In March, we were told to quickly move our courses to the online world. Those that had never taught on a virtual platform were stumped, anxious and somewhat angry. Those of us that have been teaching online thought “Ha! Now they will view me as a real teacher!” Well, maybe they do, maybe they don’t, but I, for once, felt I had an upper hand, but that did not seem to help!
The course that I teach is 100% online and has been for the last eight years. It runs while the students are concurrently taking two clinical courses, which usually take precedence for them. The teaching challenges that I am usually trying to address in a typical semester are multifaceted. First, it is difficult to keep the students engaged in the content due to the concurrent clinical courses. Second, is the need to clarify information. It often seems there are a lot of repetitive questions in the Ask A Question Discussion Board thread. In fact, this past spring it seemed there were some new challenges with all courses going online that created a fair amount of confusion.
What I would later discover was that whatever the other faculty did would greatly affect my little bubble. Because things did not look the same in all courses, the students were unsure of what to do, where to look or how to ask for help. Things were in different places in every class, called different names and looked very different when found. This led to a lot of questions on how to find information, how to complete assignments and questions that I had not had in the past about where items were located. So, right now, before we get too far into the semester we need to look back and reflect on last semester. What worked well, what did not work well and what can I change? For myself, I keep weekly notes as I go. I keep track of the most common questions that I get from the students via text and email and I also look back into my course Ask A Question Discussion Board thread to find the areas that caused problems for the students.
To start the process, I asked myself several questions:

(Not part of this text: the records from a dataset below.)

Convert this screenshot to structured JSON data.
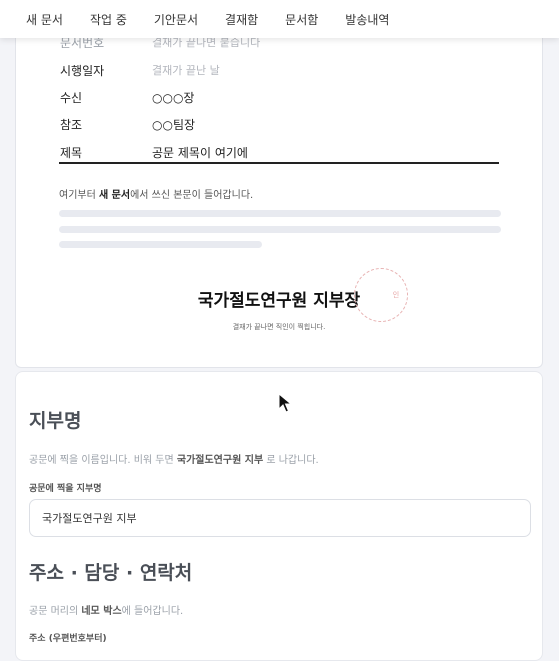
{
  "nav": [
    "새 문서",
    "작업 중",
    "기안문서",
    "결재함",
    "문서함",
    "발송내역"
  ],
  "document": {
    "fields": [
      {
        "label": "문서번호",
        "value": "결재가 끝나면 붙습니다",
        "muted": true
      },
      {
        "label": "시행일자",
        "value": "결재가 끝난 날",
        "muted": true
      },
      {
        "label": "수신",
        "value": "○○○장",
        "muted": false
      },
      {
        "label": "참조",
        "value": "○○팀장",
        "muted": false
      },
      {
        "label": "제목",
        "value": "공문 제목이 여기에",
        "muted": false
      }
    ],
    "body_note": {
      "prefix": "여기부터 ",
      "bold": "새 문서",
      "suffix": "에서 쓰신 본문이 들어갑니다."
    },
    "sender_name": "국가절도연구원 지부장",
    "seal_text": "인",
    "sign_note": "결재가 끝나면 직인이 찍힙니다."
  },
  "branch_section": {
    "title": "지부명",
    "desc": {
      "prefix": "공문에 찍을 이름입니다. 비워 두면 ",
      "bold": "국가절도연구원 지부",
      "suffix": " 로 나갑니다."
    },
    "field_label": "공문에 찍을 지부명",
    "field_value": "국가절도연구원 지부"
  },
  "contact_section": {
    "title": "주소 · 담당 · 연락처",
    "desc": {
      "prefix": "공문 머리의 ",
      "bold": "네모 박스",
      "suffix": "에 들어갑니다."
    },
    "field_label": "주소 (우편번호부터)"
  }
}
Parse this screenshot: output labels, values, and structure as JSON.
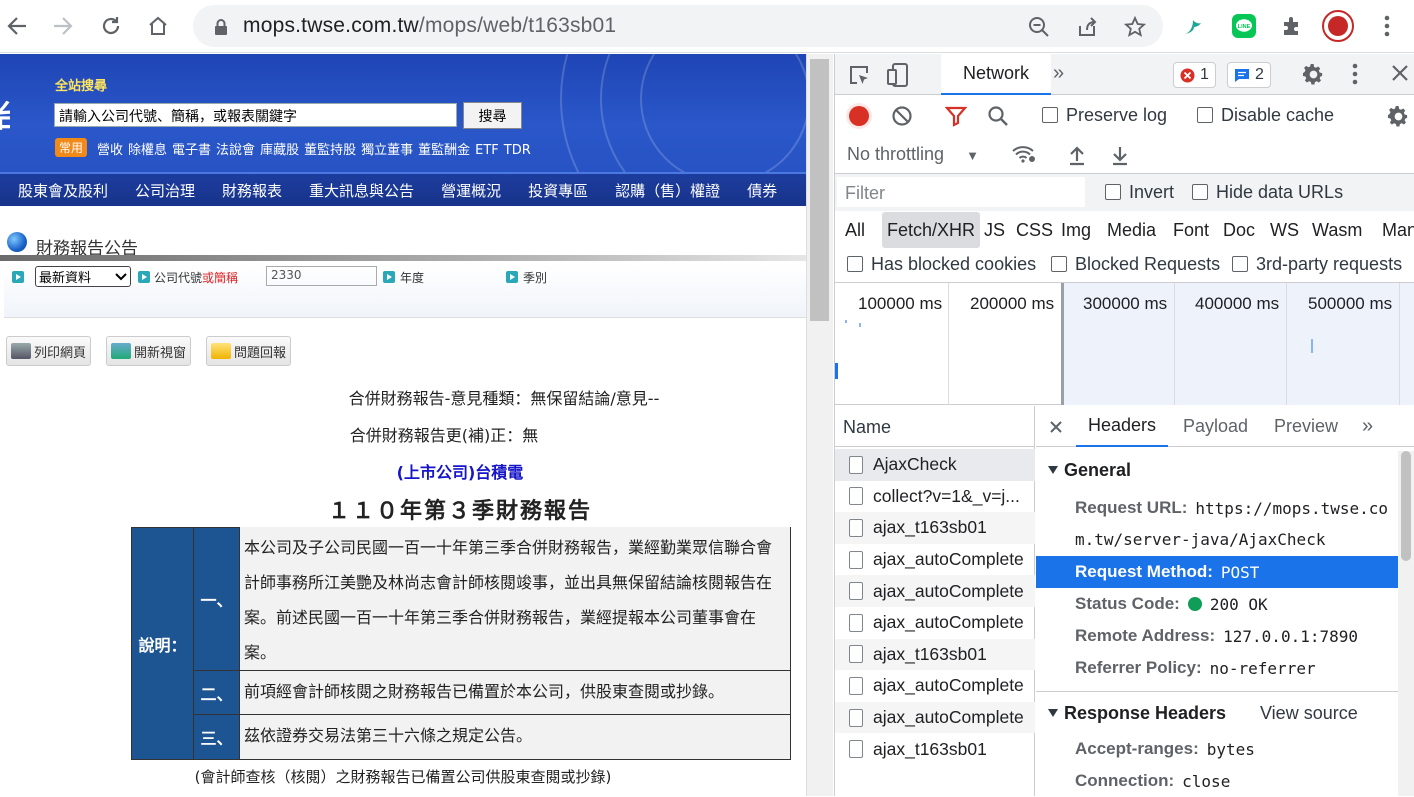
{
  "browser": {
    "url_host": "mops.twse.com.tw",
    "url_path": "/mops/web/t163sb01"
  },
  "site": {
    "search_label": "全站搜尋",
    "search_placeholder": "請輸入公司代號、簡稱，或報表關鍵字",
    "search_button": "搜尋",
    "common_tag": "常用",
    "quick_links": [
      "營收",
      "除權息",
      "電子書",
      "法說會",
      "庫藏股",
      "董監持股",
      "獨立董事",
      "董監酬金",
      "ETF",
      "TDR"
    ],
    "menu": [
      "股東會及股利",
      "公司治理",
      "財務報表",
      "重大訊息與公告",
      "營運概況",
      "投資專區",
      "認購（售）權證",
      "債券"
    ],
    "section_title": "財務報告公告",
    "filter": {
      "select_value": "最新資料",
      "company_label_prefix": "公司代號",
      "company_label_or": "或",
      "company_label_suffix": "簡稱",
      "company_value": "2330",
      "year_label": "年度",
      "season_label": "季別"
    },
    "tool_buttons": [
      "列印網頁",
      "開新視窗",
      "問題回報"
    ],
    "opinion_line": "合併財務報告-意見種類：無保留結論/意見--",
    "restated_line": "合併財務報告更(補)正：無",
    "company": "(上市公司)台積電",
    "report_title": "１１０年第３季財務報告",
    "notice": {
      "head": "說明：",
      "rows": [
        {
          "num": "一、",
          "text": "本公司及子公司民國一百一十年第三季合併財務報告，業經勤業眾信聯合會計師事務所江美艷及林尚志會計師核閱竣事，並出具無保留結論核閱報告在案。前述民國一百一十年第三季合併財務報告，業經提報本公司董事會在案。"
        },
        {
          "num": "二、",
          "text": "前項經會計師核閱之財務報告已備置於本公司，供股東查閱或抄錄。"
        },
        {
          "num": "三、",
          "text": "茲依證券交易法第三十六條之規定公告。"
        }
      ]
    },
    "foot_note": "(會計師查核（核閱）之財務報告已備置公司供股東查閱或抄錄)"
  },
  "devtools": {
    "tab": "Network",
    "error_count": "1",
    "message_count": "2",
    "preserve_log": "Preserve log",
    "disable_cache": "Disable cache",
    "throttling": "No throttling",
    "filter_placeholder": "Filter",
    "invert": "Invert",
    "hide_data_urls": "Hide data URLs",
    "types": [
      "All",
      "Fetch/XHR",
      "JS",
      "CSS",
      "Img",
      "Media",
      "Font",
      "Doc",
      "WS",
      "Wasm",
      "Mani"
    ],
    "active_type": "Fetch/XHR",
    "has_blocked_cookies": "Has blocked cookies",
    "blocked_requests": "Blocked Requests",
    "third_party": "3rd-party requests",
    "timeline_labels": [
      "100000 ms",
      "200000 ms",
      "300000 ms",
      "400000 ms",
      "500000 ms"
    ],
    "name_header": "Name",
    "requests": [
      "AjaxCheck",
      "collect?v=1&_v=j...",
      "ajax_t163sb01",
      "ajax_autoComplete",
      "ajax_autoComplete",
      "ajax_autoComplete",
      "ajax_t163sb01",
      "ajax_autoComplete",
      "ajax_autoComplete",
      "ajax_t163sb01"
    ],
    "detail_tabs": [
      "Headers",
      "Payload",
      "Preview"
    ],
    "general_title": "General",
    "general": {
      "request_url_key": "Request URL:",
      "request_url_line1": "https://mops.twse.co",
      "request_url_line2": "m.tw/server-java/AjaxCheck",
      "method_key": "Request Method:",
      "method_value": "POST",
      "status_key": "Status Code:",
      "status_value": "200 OK",
      "remote_key": "Remote Address:",
      "remote_value": "127.0.0.1:7890",
      "referrer_key": "Referrer Policy:",
      "referrer_value": "no-referrer"
    },
    "response_title": "Response Headers",
    "view_source": "View source",
    "response": {
      "accept_ranges_key": "Accept-ranges:",
      "accept_ranges_value": "bytes",
      "connection_key": "Connection:",
      "connection_value": "close"
    },
    "colors": {
      "accent": "#1a73e8",
      "record": "#d93025",
      "status_ok": "#0f9d58"
    }
  }
}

- What are the areas of concern?
- How might I go about making it clearer?
- What types of activities do the students enjoy?
- What information would I collect to provide evidence of improved learning?
The first area of concern was that the courses have all moved online and all have different styles. Information is in new places and is called by different names. So, since I have no control over the other courses, I needed to make mine very clear. I reviewed the areas of question from my notes, and it seemed the students were having greater difficulty with written directions in this course. Over the course of the semester, I tried implementing some other written ideas and it seemed to make things worse with tons of information being thrown at them. So, I had to find a way to clarify and consolidate. Then, keeping them interested and actively logging into the course to get the information was an issue. Because the course is 100% online, engagement has always been a challenge as the nursing students are so focused on the clinical, this course often takes a backseat, but it had gotten much worse with all of the courses moving online. I felt I needed to do something a little fancier to grab their attention and then keep them engaged since they were not reading as in-depth as usual. There are several assignments in this course that can use a bit more information that might be covered better verbally, but with so many students in different semesters, synchronous class time is difficult. Upon review, I found that the biggest thing that was troubling them was the written directions for the large projects.
Second, how can I make things more clear? This flowed naturally into the third question of what types of things do the students enjoy? So, I decided to do a bit of leg work. I talked to a number of students and other 20-somethings to gauge what they were into right now, what grabs them and keeps them? The first thing I was told was short videos. Again, in the next group, video and again and again, I was told that they like to watch videos. I decided to create videos and add them in with the written assignment directions. Research has shown that videos lasting seven minutes or shorter are able to retain a student’s attention better1 and that students will pay closer attention to content when they hear it from a familiar voice2.